The storm subsided at the veiled praise. Nicole decided that she needed to make it a little more explicit and climb her way out the hole she dug for herself.
“I must say that the warhead was impressive,” continued Nicole. “I don’t think I’ve ever seen anything with quite the same level of potency. There certainly isn’t anything in our inventory which can equal it.”
That was sufficient, for now. “This was the only one of this design,” said the Primus. “But the Titanites are producing more, and others.”
“If I can ask, Primus, how did they get that much antimatter? Assistant Minister Patterson said that’s one of the problems we have in moving from fusion to antimatter power generation.

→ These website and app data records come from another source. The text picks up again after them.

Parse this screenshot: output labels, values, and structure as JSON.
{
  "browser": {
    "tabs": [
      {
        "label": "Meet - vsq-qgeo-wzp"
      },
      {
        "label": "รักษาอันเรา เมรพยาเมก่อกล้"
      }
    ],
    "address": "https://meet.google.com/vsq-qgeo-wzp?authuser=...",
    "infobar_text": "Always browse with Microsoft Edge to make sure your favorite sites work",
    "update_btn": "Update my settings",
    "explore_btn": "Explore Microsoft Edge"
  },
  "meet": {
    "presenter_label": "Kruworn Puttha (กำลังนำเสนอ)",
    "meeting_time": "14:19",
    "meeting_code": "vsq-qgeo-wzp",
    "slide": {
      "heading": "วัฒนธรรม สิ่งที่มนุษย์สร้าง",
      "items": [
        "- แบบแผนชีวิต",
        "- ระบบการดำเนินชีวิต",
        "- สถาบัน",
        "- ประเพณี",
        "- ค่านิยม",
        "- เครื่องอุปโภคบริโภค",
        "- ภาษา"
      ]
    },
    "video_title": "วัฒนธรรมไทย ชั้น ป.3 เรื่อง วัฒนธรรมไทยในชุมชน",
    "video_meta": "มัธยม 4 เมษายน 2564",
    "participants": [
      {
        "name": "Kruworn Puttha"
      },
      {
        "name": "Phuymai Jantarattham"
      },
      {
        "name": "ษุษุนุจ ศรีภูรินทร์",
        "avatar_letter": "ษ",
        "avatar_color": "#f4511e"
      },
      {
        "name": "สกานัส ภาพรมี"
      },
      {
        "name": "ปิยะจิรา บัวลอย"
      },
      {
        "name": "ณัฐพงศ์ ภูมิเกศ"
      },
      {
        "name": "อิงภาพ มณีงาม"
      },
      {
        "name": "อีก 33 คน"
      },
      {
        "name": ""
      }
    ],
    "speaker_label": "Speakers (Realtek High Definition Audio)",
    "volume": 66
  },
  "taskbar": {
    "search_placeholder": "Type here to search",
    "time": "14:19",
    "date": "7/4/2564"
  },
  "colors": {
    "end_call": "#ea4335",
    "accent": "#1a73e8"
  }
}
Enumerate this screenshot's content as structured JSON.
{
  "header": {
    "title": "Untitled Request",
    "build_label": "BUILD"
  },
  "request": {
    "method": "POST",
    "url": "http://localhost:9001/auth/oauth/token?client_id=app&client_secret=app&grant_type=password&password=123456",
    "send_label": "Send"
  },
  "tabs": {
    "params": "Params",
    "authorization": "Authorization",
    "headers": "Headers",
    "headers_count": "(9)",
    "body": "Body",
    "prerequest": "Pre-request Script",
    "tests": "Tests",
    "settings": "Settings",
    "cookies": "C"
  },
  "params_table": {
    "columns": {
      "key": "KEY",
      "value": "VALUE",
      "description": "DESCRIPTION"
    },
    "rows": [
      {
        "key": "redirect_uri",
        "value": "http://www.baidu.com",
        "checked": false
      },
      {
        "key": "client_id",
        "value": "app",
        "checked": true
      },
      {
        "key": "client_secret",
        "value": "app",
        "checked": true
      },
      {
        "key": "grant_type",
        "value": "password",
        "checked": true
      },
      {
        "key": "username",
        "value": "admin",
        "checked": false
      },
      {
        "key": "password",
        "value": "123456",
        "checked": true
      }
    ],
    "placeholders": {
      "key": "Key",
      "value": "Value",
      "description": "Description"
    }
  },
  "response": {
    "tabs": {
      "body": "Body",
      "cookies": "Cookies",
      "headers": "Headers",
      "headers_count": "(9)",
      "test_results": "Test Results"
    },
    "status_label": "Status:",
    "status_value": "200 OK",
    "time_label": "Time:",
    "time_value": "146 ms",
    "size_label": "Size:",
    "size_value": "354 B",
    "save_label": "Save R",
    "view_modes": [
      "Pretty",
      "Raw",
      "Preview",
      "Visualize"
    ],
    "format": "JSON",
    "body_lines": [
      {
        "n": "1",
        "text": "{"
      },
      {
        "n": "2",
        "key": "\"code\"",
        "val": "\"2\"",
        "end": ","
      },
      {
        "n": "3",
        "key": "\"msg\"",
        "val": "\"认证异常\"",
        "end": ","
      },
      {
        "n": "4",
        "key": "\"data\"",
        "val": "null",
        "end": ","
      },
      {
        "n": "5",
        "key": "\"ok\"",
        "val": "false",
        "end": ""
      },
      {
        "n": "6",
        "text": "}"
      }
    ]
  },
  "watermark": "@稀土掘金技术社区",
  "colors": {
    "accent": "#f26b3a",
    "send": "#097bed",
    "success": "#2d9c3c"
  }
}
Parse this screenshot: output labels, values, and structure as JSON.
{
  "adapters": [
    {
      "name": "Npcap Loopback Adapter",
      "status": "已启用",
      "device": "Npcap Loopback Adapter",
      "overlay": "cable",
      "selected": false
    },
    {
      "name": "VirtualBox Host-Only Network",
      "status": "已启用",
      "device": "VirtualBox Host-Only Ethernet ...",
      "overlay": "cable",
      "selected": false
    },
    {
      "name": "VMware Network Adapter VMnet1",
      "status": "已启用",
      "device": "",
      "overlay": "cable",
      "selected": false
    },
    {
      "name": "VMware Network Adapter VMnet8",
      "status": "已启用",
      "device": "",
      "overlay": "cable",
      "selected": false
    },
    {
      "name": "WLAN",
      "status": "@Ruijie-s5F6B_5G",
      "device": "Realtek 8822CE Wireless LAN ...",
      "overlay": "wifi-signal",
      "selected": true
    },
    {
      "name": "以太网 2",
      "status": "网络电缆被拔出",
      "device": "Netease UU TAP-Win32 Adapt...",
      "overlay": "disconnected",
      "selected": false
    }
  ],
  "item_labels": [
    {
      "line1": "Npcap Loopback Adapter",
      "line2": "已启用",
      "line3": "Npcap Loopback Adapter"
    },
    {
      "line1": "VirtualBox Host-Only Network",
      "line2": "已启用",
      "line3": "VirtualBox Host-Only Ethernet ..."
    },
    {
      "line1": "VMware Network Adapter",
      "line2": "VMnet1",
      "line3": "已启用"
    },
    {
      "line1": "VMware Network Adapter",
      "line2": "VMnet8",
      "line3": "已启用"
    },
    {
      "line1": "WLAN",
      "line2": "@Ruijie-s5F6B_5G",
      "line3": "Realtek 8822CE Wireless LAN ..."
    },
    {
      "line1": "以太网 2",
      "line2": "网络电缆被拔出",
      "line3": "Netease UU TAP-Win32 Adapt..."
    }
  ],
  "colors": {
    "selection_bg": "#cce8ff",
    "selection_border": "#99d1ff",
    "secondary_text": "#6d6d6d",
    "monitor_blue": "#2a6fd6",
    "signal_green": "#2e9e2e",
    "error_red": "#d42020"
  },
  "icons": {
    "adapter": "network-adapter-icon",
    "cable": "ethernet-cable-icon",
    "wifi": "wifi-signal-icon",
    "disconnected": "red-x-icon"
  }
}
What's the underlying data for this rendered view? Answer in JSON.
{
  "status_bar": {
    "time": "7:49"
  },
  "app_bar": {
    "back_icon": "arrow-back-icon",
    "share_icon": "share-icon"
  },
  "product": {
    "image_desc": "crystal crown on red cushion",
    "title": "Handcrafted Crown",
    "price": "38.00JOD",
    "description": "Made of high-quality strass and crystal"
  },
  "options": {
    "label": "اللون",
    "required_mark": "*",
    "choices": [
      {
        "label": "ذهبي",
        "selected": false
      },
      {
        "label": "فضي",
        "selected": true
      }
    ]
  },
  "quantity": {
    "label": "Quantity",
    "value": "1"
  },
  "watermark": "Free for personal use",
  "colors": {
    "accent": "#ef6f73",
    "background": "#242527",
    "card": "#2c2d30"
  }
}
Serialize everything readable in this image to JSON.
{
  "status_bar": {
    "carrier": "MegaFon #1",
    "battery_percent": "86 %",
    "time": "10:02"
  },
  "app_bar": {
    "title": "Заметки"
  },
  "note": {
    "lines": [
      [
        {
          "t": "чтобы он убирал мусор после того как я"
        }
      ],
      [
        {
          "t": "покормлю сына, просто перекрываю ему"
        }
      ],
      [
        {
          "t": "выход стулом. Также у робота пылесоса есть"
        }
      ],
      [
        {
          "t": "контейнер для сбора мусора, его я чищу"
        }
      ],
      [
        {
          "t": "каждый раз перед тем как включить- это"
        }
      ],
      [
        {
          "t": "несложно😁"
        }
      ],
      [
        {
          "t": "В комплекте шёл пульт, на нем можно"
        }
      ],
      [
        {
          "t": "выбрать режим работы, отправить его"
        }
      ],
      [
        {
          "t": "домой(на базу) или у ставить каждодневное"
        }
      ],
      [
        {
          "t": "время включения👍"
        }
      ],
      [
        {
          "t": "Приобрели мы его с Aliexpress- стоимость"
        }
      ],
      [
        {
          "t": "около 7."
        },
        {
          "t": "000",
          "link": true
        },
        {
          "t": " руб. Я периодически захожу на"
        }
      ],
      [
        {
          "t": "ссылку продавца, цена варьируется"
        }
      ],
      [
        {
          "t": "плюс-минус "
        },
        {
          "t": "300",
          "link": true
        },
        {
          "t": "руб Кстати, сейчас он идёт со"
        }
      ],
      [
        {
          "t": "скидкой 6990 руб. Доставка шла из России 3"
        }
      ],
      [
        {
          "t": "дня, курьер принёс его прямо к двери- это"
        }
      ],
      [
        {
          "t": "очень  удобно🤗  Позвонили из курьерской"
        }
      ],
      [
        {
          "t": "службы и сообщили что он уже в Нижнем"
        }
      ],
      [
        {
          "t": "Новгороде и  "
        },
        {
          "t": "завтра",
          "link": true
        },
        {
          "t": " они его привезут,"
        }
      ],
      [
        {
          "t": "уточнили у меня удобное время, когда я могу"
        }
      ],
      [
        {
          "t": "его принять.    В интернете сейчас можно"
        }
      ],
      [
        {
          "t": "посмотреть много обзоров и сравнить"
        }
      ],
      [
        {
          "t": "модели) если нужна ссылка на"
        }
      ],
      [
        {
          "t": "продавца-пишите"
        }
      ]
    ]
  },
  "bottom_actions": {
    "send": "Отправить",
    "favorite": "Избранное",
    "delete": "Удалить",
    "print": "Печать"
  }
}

And antimatter makes much more potent warheads in a smaller package.”
The Primus was distracted. “Patterson?”
“She’s in MinTech, in charge of Power Generation.”
Newling grunted. “I don’t know the details,” she admitted. “They said something about a gap in Saturn’s rings but not much more. We’ll fix that, of course, but for now they can have their secrets.”
“It’s probably not important. But I had a thought about any more missiles they build.”
“Go ahead. That’s why you’re still Minister of War; you don’t play with petty bullshit.”
Nicole was shocked to hear this; she’d worried that her bluntness would end up killing her and had taken steps to rein in her usual candor. She’d forgotten today, in her fascination with the new weapon the Primus revealed, and had half-feared what she’d bring down on herself.
“The target of this missile was their habitat, correct?”
“The warhead they used had a yield in excess of 450 megatons. That wouldn’t just destroy it, that would totally vaporize the habitat, everything and everyone in it.”
The Primus’s eyes gleamed and her tone was harsh. “That is the point, Minister.”
“It’s overkill, Primus. You could destroy the habitat with a hundredth of that force. It wouldn’t be vaporized, merely shattered and dispersed, but the end result would be the same. What that means, though, is a hundred warheads could be created with the same raw materials as the one already built.”
Nicole could see understanding spreading and so pushed the matter further. “A hundred of those missiles, approaching from different directions? Some would get through.”
“And that’s the end of the Federation.”
I wouldn’t go that far, thought Nicole but didn’t say. “It would be a crippling blow,” she temporized.
“Can Titan build a hundred of these?” asked Kreitzer, earning a look from the Primus.
“We have arranged to provide them the technological support they need to further our mutual goals.”
That would be no. Kreitzer needs to be careful here.
He seemed to recognize the danger and simply nodded.
“Primus, if we can be permitted to coordinate with Titan on their next attack, and if that attack comes in concert with our Scimitars, then we can actually end this war victorious and with minimal additional loss of Artemesian forces.”
“I agree with you, Minister Crozier. There are other considerations at play, of course, which I cannot share with you. But I’ll have the information on my Titan contacts sent to you, and you can do your job.”
“Primus,” Nicole said, before her attention could move on. “One more question.”
“Do you have any timetable for their production of weapons?”
The Primus thought, then shook her head. “That isn’t something we discussed. Tell me when you learn it.” She turned to Minister Dent. “What progress are you making on discrediting Cassidy?”
“The information has found fertile ground in various organizations who hold grudges against her,” said Dent. “There are a number of lawsuits underway, any one of which will cripple her and her organization. If she survives the attack Minister Crozier is now planning, she won’t be in any position to rebuild.”
“Lawsuits?” scoffed Newling. “I thought that this would get her locked away.”
“It isn’t that simple,” Dent explained. “Not on Earth, at least.”
“I thought you said this would be quick!”
“No, Primus. I said it would be more effective than any direct action we could take, and it should be.”
“Nothing is guaranteed on Earth, Primus. We can influence but not directly interfere.”
“More the pity. Very well. Keep me informed as the cases progress.”
The Measure of Humanity – Book 3 – Chapter 1